Photography: Rahi Rezvani
Rahi Rezvani is a photographer, director, and visual artist.
You’ve mentioned that you see reality in a different way than others do. What is it like to be you? How would you describe your reality?
In day to day life I don’t run away from the actual world and reality as we all have to deal with, even though I’m not crazy about it – but I have a “switch” in my brain that I can flick to see the world as I want to. It has cost me a lot to develop this switch.
You’ve academically trained yourself, but you reject the clichéd emphasis on concept and narrative. What clichés annoy you the most and how should people break free from them?
Social media to me is the most hateful cliché that’s trained people to believe that superficiality is rewarding.
Another cliché which I really hate within my own industry is being pigeonholed as a specific type of photographer (e.g. Fashion Photographer, Landscape Photographer, etc)..,
to me if you’re a true photographer you won’t be able to close your eyes and not see frames that are worth capturing all over as you go through life, so this idea that you have to stick to one subject matter or style doesn’t make sense.

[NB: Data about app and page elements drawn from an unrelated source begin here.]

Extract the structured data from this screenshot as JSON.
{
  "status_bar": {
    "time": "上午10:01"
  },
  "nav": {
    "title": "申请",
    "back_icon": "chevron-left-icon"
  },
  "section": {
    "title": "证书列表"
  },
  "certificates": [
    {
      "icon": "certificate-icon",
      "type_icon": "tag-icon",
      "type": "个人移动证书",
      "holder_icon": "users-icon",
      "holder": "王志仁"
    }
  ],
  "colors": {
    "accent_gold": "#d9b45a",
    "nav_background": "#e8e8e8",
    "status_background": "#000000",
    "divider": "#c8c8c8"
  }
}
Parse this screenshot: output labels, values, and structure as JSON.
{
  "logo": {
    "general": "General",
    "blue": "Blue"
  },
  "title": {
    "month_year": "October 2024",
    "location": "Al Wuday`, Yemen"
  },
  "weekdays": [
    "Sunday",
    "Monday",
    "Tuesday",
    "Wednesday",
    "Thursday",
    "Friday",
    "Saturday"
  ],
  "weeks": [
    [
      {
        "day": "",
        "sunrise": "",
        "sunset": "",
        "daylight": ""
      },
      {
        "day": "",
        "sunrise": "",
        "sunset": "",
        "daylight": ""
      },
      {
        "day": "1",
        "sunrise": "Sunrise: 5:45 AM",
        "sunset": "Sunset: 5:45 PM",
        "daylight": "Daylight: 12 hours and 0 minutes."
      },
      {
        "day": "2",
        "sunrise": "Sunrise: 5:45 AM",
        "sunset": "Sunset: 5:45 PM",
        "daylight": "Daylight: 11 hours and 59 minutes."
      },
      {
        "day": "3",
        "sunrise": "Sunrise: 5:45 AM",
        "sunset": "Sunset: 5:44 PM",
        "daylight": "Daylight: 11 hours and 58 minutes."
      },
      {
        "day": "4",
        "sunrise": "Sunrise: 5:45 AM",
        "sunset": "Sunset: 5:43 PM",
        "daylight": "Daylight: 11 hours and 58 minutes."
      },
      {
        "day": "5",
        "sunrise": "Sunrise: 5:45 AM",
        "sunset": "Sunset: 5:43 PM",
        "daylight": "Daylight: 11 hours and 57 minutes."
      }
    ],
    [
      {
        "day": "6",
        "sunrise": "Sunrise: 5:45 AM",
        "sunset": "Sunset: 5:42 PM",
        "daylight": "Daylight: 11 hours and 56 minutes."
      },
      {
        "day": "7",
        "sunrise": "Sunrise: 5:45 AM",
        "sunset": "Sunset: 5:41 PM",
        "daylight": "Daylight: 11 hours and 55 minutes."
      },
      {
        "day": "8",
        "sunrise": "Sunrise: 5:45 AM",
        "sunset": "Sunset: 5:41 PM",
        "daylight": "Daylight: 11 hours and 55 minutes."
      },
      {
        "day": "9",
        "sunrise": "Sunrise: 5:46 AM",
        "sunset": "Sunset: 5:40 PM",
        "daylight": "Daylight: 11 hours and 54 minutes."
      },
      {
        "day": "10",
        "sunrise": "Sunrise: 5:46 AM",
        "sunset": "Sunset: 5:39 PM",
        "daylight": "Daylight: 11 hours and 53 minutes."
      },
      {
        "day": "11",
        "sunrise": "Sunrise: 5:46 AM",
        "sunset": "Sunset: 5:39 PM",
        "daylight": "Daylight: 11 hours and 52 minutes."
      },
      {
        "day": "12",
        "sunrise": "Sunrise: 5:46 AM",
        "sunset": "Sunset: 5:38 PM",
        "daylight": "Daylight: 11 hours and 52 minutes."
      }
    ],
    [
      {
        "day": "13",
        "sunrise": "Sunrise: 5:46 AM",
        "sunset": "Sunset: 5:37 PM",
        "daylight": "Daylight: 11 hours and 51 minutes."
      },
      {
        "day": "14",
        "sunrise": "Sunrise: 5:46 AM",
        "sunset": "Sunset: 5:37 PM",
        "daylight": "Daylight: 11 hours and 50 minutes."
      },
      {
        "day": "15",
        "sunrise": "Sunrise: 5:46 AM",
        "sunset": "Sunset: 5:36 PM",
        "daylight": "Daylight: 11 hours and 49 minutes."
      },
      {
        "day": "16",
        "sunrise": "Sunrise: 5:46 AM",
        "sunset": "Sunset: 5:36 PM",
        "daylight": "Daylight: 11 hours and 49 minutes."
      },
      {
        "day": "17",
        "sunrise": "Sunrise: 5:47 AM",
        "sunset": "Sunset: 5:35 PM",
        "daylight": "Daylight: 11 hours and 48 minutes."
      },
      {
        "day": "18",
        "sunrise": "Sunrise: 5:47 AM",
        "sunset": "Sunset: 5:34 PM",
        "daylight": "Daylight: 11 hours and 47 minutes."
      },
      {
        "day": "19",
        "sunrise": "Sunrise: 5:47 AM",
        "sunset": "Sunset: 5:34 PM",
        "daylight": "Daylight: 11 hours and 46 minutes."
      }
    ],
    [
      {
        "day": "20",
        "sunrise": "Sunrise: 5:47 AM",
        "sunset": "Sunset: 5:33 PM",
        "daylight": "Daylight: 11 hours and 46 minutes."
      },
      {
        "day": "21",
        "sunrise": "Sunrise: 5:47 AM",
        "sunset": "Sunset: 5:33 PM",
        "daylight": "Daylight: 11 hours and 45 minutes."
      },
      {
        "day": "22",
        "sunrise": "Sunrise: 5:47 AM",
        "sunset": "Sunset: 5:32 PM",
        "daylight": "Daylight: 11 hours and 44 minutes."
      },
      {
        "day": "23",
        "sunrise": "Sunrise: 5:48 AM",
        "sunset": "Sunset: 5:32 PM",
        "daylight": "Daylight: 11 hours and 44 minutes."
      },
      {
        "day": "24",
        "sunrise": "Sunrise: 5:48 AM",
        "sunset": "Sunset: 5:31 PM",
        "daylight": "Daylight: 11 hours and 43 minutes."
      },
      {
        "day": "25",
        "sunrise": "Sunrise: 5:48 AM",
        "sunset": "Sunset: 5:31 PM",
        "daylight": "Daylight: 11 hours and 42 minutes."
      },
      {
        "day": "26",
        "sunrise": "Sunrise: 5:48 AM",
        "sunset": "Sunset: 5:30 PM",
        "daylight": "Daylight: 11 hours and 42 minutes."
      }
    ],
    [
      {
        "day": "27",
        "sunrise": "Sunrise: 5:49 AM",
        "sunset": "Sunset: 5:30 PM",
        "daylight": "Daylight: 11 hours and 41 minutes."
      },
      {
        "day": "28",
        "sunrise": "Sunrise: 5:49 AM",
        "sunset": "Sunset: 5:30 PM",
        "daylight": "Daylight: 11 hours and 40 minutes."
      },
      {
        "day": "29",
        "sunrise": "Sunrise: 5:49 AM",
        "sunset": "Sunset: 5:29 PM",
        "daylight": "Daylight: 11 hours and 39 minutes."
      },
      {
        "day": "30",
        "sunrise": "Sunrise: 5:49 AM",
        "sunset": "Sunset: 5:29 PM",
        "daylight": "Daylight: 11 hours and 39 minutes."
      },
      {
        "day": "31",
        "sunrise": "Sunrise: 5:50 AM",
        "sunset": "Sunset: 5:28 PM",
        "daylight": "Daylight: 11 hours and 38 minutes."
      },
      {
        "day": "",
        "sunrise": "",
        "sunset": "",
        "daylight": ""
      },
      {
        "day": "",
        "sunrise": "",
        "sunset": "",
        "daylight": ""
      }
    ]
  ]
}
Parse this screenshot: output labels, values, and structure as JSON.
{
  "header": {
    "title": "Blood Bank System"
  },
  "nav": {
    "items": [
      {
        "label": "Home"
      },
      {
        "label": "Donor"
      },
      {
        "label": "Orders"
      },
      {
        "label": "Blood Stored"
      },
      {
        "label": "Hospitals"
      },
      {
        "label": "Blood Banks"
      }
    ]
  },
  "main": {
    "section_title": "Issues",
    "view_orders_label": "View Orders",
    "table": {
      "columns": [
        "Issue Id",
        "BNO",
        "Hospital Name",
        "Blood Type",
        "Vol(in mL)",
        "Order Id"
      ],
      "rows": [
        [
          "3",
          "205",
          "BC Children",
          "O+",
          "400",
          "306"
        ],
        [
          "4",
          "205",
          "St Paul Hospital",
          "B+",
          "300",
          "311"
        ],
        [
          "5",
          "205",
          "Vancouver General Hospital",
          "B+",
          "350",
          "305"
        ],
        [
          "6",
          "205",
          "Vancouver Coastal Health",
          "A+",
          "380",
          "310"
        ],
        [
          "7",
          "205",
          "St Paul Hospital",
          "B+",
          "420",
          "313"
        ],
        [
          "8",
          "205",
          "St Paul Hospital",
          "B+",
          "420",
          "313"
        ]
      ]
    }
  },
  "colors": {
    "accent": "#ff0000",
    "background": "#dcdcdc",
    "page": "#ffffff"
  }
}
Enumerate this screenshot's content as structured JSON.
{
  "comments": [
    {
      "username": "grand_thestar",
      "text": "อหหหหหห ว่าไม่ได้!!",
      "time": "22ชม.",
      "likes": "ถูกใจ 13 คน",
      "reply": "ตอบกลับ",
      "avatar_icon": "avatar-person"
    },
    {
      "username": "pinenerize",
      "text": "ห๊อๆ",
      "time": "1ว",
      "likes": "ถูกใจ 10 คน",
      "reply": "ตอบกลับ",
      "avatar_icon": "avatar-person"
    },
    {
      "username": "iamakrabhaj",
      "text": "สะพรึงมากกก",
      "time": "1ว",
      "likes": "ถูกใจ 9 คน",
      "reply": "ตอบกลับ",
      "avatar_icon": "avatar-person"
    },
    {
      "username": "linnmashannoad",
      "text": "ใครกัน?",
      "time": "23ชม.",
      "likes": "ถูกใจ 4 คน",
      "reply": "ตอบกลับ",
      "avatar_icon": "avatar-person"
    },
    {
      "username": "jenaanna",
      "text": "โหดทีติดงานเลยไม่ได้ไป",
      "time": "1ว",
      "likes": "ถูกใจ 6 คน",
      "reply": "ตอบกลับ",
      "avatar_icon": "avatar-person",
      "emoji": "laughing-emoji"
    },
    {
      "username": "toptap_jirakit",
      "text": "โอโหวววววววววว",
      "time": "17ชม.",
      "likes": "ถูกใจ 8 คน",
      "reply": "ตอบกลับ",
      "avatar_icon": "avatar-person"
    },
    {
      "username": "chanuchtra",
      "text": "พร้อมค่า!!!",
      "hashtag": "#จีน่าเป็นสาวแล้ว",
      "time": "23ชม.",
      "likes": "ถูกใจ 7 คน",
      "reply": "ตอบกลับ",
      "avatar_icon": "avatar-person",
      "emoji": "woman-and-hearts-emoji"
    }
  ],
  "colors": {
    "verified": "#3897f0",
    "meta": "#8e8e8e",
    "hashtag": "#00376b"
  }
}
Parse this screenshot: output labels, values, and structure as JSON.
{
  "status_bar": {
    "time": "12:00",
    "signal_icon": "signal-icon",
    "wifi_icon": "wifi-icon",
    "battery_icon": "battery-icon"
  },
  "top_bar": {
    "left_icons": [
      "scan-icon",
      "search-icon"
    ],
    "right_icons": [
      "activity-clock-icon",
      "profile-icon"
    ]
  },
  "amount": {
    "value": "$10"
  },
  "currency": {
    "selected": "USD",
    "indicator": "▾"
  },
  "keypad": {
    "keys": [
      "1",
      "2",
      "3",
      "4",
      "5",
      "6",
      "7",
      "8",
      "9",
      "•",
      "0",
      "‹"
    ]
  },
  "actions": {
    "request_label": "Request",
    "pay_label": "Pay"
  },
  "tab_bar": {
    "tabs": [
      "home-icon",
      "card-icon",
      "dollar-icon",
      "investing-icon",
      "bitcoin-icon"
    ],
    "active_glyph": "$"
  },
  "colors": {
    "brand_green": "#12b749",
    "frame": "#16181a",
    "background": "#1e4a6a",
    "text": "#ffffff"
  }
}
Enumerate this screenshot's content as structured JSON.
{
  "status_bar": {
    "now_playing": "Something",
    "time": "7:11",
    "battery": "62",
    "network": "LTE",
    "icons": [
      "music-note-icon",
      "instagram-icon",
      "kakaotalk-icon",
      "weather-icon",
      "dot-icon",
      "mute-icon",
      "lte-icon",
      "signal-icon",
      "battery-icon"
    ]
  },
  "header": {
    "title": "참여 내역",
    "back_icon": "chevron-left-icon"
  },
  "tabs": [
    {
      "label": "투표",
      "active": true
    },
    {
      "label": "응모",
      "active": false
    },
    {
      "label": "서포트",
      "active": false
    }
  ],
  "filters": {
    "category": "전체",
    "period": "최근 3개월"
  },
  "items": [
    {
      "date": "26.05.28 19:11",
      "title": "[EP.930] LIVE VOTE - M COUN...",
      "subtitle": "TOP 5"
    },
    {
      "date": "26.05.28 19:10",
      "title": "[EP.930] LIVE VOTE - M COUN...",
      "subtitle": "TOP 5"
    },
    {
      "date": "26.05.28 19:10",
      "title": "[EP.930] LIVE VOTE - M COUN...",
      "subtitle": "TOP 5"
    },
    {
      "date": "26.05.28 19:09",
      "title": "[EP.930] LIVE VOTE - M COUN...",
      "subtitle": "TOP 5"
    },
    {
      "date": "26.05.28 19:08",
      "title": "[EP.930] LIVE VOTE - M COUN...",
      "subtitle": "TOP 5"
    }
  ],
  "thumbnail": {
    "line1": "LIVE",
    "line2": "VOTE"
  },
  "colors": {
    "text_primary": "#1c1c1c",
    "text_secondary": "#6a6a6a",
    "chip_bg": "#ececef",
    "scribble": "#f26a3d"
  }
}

You break free by thinking for yourself.
You’ve said that the most exciting part is the unexpected moments that happen during a shoot that lead to discovering entire new realities you’ve never imagined before. Is there a film, book, or cartoon reality would you like to try and exist in?
Currently I would say the film The Lighthouse by Robert Eggers – I would love to experience being Willem Dafoe in that world for a couple of months.
What have you learned through all your projects on a personal and professional level?
You can only trust yourself.
What topics fascinate you outside of photography and art?
Fast cars and black jackets.
You’ve mentioned that if you can create just one image that will stand the test of time and say something about humanity through your experience, then you would reach your most important goal in life. Do you have an idea of what that image would be based on where you are right now?
Time has to decide that, not me.
If you could have a chance to work with any historical or famous person, dead or alive, who would it be and why?
Hieronymus Bosch, I find him and his work to be infinitely inspiring.
If you could travel in time where would you go and why?
Right after the Second World War because everything was still unique and humans were full of hope and ambition to rebuild a new world.
What was the last exciting thing you’ve done or felt?
Concepting and filming the Upside Down music video for Editors, which just came out – genuinely excited about this one.
Directed by Rahi Rezvani
Do you have any favorite music videos?
The Wall by Pink Floyd.
What is beauty to you and how do you integrate it into your work? And what was the most beautiful thing you’ve ever seen or experienced in your life?
Emotions and spirit are the most beautiful things in life for me, even in still life. I never do anything that doesn’t have emotion in it.
The most beautiful thing I’ve ever experienced was the birth of my daughter.
What’s it like to be an inspiration to others? What’s an inspiration for you?
I hope that I am not! Because the world is already dark enough,
I think people should try to be to be inspired by themselves as much as possible.
That being said, inspiration for me usually comes from weather, music, and the human body.
What film and book would you recommend? Why?
Ida by Paweł Pawlikowski – it’s a masterpiece.
Who is or was your biggest teacher in life? What have you learned?
Difficult times have been my biggest teacher in life. I learned that difficulty is necessary for growth.
What do you think really matters at the end of life?
What’s the wisest thing you’ve ever heard?
There is always light at the end of the tunnel.
What was the most memorable question you’ve ever heard?
“Are you Persian?”
What question would you want to be asked in an interview and what would your answer be?
“What is the meaning of this life that we lead?” And I don’t know the answer.
The Editors music videos - conceived, directed and edited by Rahi Rezvani